App and web page records:
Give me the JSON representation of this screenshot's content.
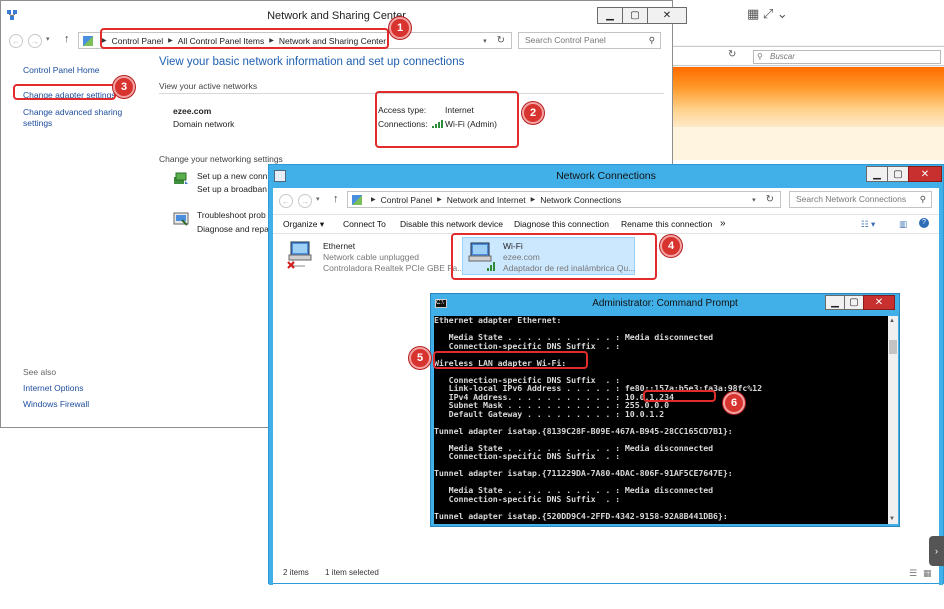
{
  "browser": {
    "search_placeholder": "Buscar"
  },
  "nsc": {
    "title": "Network and Sharing Center",
    "breadcrumb": [
      "Control Panel",
      "All Control Panel Items",
      "Network and Sharing Center"
    ],
    "search_placeholder": "Search Control Panel",
    "sidebar": {
      "home": "Control Panel Home",
      "change_adapter": "Change adapter settings",
      "advanced_sharing": "Change advanced sharing settings",
      "see_also": "See also",
      "internet_options": "Internet Options",
      "windows_firewall": "Windows Firewall"
    },
    "heading": "View your basic network information and set up connections",
    "active_networks_label": "View your active networks",
    "network_name": "ezee.com",
    "network_type": "Domain network",
    "access_type_label": "Access type:",
    "access_type_value": "Internet",
    "connections_label": "Connections:",
    "connections_value": "Wi-Fi (Admin)",
    "change_settings_label": "Change your networking settings",
    "setup_link": "Set up a new conn",
    "setup_desc": "Set up a broadban",
    "troubleshoot_link": "Troubleshoot prob",
    "troubleshoot_desc": "Diagnose and repa"
  },
  "nc": {
    "title": "Network Connections",
    "breadcrumb": [
      "Control Panel",
      "Network and Internet",
      "Network Connections"
    ],
    "search_placeholder": "Search Network Connections",
    "toolbar": [
      "Organize",
      "Connect To",
      "Disable this network device",
      "Diagnose this connection",
      "Rename this connection",
      "»"
    ],
    "adapters": [
      {
        "name": "Ethernet",
        "status": "Network cable unplugged",
        "device": "Controladora Realtek PCIe GBE Fa..."
      },
      {
        "name": "Wi-Fi",
        "status": "ezee.com",
        "device": "Adaptador de red inalámbrica Qu..."
      }
    ],
    "status_items": "2 items",
    "status_selected": "1 item selected"
  },
  "cmd": {
    "title": "Administrator: Command Prompt",
    "lines": [
      "Ethernet adapter Ethernet:",
      "",
      "   Media State . . . . . . . . . . . : Media disconnected",
      "   Connection-specific DNS Suffix  . :",
      "",
      "Wireless LAN adapter Wi-Fi:",
      "",
      "   Connection-specific DNS Suffix  . :",
      "   Link-local IPv6 Address . . . . . : fe80::157a:b5e3:fa3a:98fc%12",
      "   IPv4 Address. . . . . . . . . . . : 10.0.1.234",
      "   Subnet Mask . . . . . . . . . . . : 255.0.0.0",
      "   Default Gateway . . . . . . . . . : 10.0.1.2",
      "",
      "Tunnel adapter isatap.{8139C28F-B09E-467A-B945-28CC165CD7B1}:",
      "",
      "   Media State . . . . . . . . . . . : Media disconnected",
      "   Connection-specific DNS Suffix  . :",
      "",
      "Tunnel adapter isatap.{711229DA-7A80-4DAC-806F-91AF5CE7647E}:",
      "",
      "   Media State . . . . . . . . . . . : Media disconnected",
      "   Connection-specific DNS Suffix  . :",
      "",
      "Tunnel adapter isatap.{520DD9C4-2FFD-4342-9158-92A8B441DB6}:"
    ]
  },
  "annotations": [
    "1",
    "2",
    "3",
    "4",
    "5",
    "6"
  ],
  "colors": {
    "annotation_red": "#e02c2c",
    "title_blue": "#42b0e8",
    "link_blue": "#1f5fb0"
  }
}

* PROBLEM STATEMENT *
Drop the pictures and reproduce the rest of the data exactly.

* SOLUTION TO THIS EXERCISE *
Give me the JSON representation of this screenshot's content.
{
  "browser": {
    "search_placeholder": "Buscar"
  },
  "nsc": {
    "title": "Network and Sharing Center",
    "breadcrumb": [
      "Control Panel",
      "All Control Panel Items",
      "Network and Sharing Center"
    ],
    "search_placeholder": "Search Control Panel",
    "sidebar": {
      "home": "Control Panel Home",
      "change_adapter": "Change adapter settings",
      "advanced_sharing": "Change advanced sharing settings",
      "see_also": "See also",
      "internet_options": "Internet Options",
      "windows_firewall": "Windows Firewall"
    },
    "heading": "View your basic network information and set up connections",
    "active_networks_label": "View your active networks",
    "network_name": "ezee.com",
    "network_type": "Domain network",
    "access_type_label": "Access type:",
    "access_type_value": "Internet",
    "connections_label": "Connections:",
    "connections_value": "Wi-Fi (Admin)",
    "change_settings_label": "Change your networking settings",
    "setup_link": "Set up a new conn",
    "setup_desc": "Set up a broadban",
    "troubleshoot_link": "Troubleshoot prob",
    "troubleshoot_desc": "Diagnose and repa"
  },
  "nc": {
    "title": "Network Connections",
    "breadcrumb": [
      "Control Panel",
      "Network and Internet",
      "Network Connections"
    ],
    "search_placeholder": "Search Network Connections",
    "toolbar": [
      "Organize",
      "Connect To",
      "Disable this network device",
      "Diagnose this connection",
      "Rename this connection",
      "»"
    ],
    "adapters": [
      {
        "name": "Ethernet",
        "status": "Network cable unplugged",
        "device": "Controladora Realtek PCIe GBE Fa..."
      },
      {
        "name": "Wi-Fi",
        "status": "ezee.com",
        "device": "Adaptador de red inalámbrica Qu..."
      }
    ],
    "status_items": "2 items",
    "status_selected": "1 item selected"
  },
  "cmd": {
    "title": "Administrator: Command Prompt",
    "lines": [
      "Ethernet adapter Ethernet:",
      "",
      "   Media State . . . . . . . . . . . : Media disconnected",
      "   Connection-specific DNS Suffix  . :",
      "",
      "Wireless LAN adapter Wi-Fi:",
      "",
      "   Connection-specific DNS Suffix  . :",
      "   Link-local IPv6 Address . . . . . : fe80::157a:b5e3:fa3a:98fc%12",
      "   IPv4 Address. . . . . . . . . . . : 10.0.1.234",
      "   Subnet Mask . . . . . . . . . . . : 255.0.0.0",
      "   Default Gateway . . . . . . . . . : 10.0.1.2",
      "",
      "Tunnel adapter isatap.{8139C28F-B09E-467A-B945-28CC165CD7B1}:",
      "",
      "   Media State . . . . . . . . . . . : Media disconnected",
      "   Connection-specific DNS Suffix  . :",
      "",
      "Tunnel adapter isatap.{711229DA-7A80-4DAC-806F-91AF5CE7647E}:",
      "",
      "   Media State . . . . . . . . . . . : Media disconnected",
      "   Connection-specific DNS Suffix  . :",
      "",
      "Tunnel adapter isatap.{520DD9C4-2FFD-4342-9158-92A8B441DB6}:"
    ]
  },
  "annotations": [
    "1",
    "2",
    "3",
    "4",
    "5",
    "6"
  ],
  "colors": {
    "annotation_red": "#e02c2c",
    "title_blue": "#42b0e8",
    "link_blue": "#1f5fb0"
  }
}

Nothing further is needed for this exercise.